[Exercise materials]
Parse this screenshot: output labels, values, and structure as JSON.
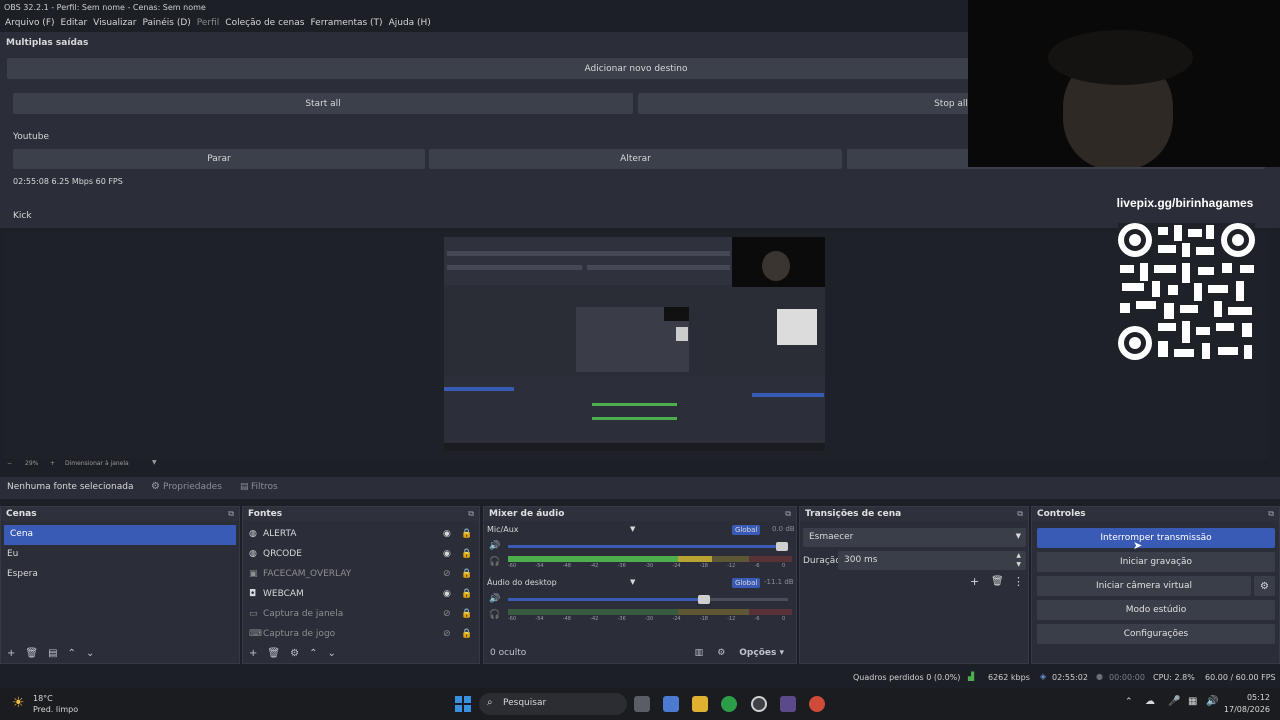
{
  "window": {
    "title": "OBS 32.2.1 - Perfil: Sem nome - Cenas: Sem nome"
  },
  "menu": [
    {
      "label": "Arquivo (F)",
      "disabled": false
    },
    {
      "label": "Editar",
      "disabled": false
    },
    {
      "label": "Visualizar",
      "disabled": false
    },
    {
      "label": "Painéis (D)",
      "disabled": false
    },
    {
      "label": "Perfil",
      "disabled": true
    },
    {
      "label": "Coleção de cenas",
      "disabled": false
    },
    {
      "label": "Ferramentas (T)",
      "disabled": false
    },
    {
      "label": "Ajuda (H)",
      "disabled": false
    }
  ],
  "multi_output": {
    "title": "Multiplas saídas",
    "add_destination": "Adicionar novo destino",
    "start_all": "Start all",
    "stop_all": "Stop all",
    "youtube": {
      "name": "Youtube",
      "stop": "Parar",
      "edit": "Alterar",
      "stats": "02:55:08  6.25 Mbps  60 FPS"
    },
    "kick": {
      "name": "Kick"
    }
  },
  "overlay": {
    "qr_label": "livepix.gg/birinhagames"
  },
  "preview": {
    "zoom_minus": "−",
    "zoom_value": "29%",
    "zoom_plus": "+",
    "scale_mode": "Dimensionar à janela"
  },
  "source_toolbar": {
    "no_source": "Nenhuma fonte selecionada",
    "properties": "Propriedades",
    "filters": "Filtros"
  },
  "scenes": {
    "title": "Cenas",
    "items": [
      {
        "label": "Cena",
        "selected": true
      },
      {
        "label": "Eu",
        "selected": false
      },
      {
        "label": "Espera",
        "selected": false
      }
    ]
  },
  "sources": {
    "title": "Fontes",
    "items": [
      {
        "label": "ALERTA",
        "icon": "globe-icon",
        "visible": true
      },
      {
        "label": "QRCODE",
        "icon": "globe-icon",
        "visible": true
      },
      {
        "label": "FACECAM_OVERLAY",
        "icon": "image-icon",
        "visible": false
      },
      {
        "label": "WEBCAM",
        "icon": "camera-icon",
        "visible": true
      },
      {
        "label": "Captura de janela",
        "icon": "window-icon",
        "visible": false
      },
      {
        "label": "Captura de jogo",
        "icon": "gamepad-icon",
        "visible": false
      }
    ]
  },
  "mixer": {
    "title": "Mixer de áudio",
    "channels": [
      {
        "name": "Mic/Aux",
        "tag": "Global",
        "db": "0.0 dB",
        "volume": 0.98,
        "level": 0.72
      },
      {
        "name": "Áudio do desktop",
        "tag": "Global",
        "db": "-11.1 dB",
        "volume": 0.7,
        "level": 0.0
      }
    ],
    "scale": [
      "-60",
      "-54",
      "-48",
      "-42",
      "-36",
      "-30",
      "-24",
      "-18",
      "-12",
      "-6",
      "0"
    ],
    "hidden": "0 oculto",
    "options": "Opções"
  },
  "transitions": {
    "title": "Transições de cena",
    "selected": "Esmaecer",
    "duration_label": "Duração",
    "duration_value": "300 ms"
  },
  "controls": {
    "title": "Controles",
    "stop_stream": "Interromper transmissão",
    "start_recording": "Iniciar gravação",
    "start_virtualcam": "Iniciar câmera virtual",
    "studio_mode": "Modo estúdio",
    "settings": "Configurações"
  },
  "status": {
    "dropped": "Quadros perdidos 0 (0.0%)",
    "bitrate": "6262 kbps",
    "stream_time": "02:55:02",
    "rec_time": "00:00:00",
    "cpu": "CPU: 2.8%",
    "fps": "60.00 / 60.00 FPS"
  },
  "taskbar": {
    "weather_temp": "18°C",
    "weather_desc": "Pred. limpo",
    "search": "Pesquisar",
    "time": "05:12",
    "date": "17/08/2026"
  },
  "colors": {
    "accent": "#3a5bb5",
    "meter_green": "#4cae4c",
    "meter_yellow": "#b9a433",
    "meter_red": "#b0383a"
  }
}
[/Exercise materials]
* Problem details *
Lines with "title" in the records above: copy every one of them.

* The completed task *
    "title": "OBS 32.2.1 - Perfil: Sem nome - Cenas: Sem nome"
    "title": "Multiplas saídas",
    "title": "Cenas",
    "title": "Fontes",
    "title": "Mixer de áudio",
    "title": "Transições de cena",
    "title": "Controles",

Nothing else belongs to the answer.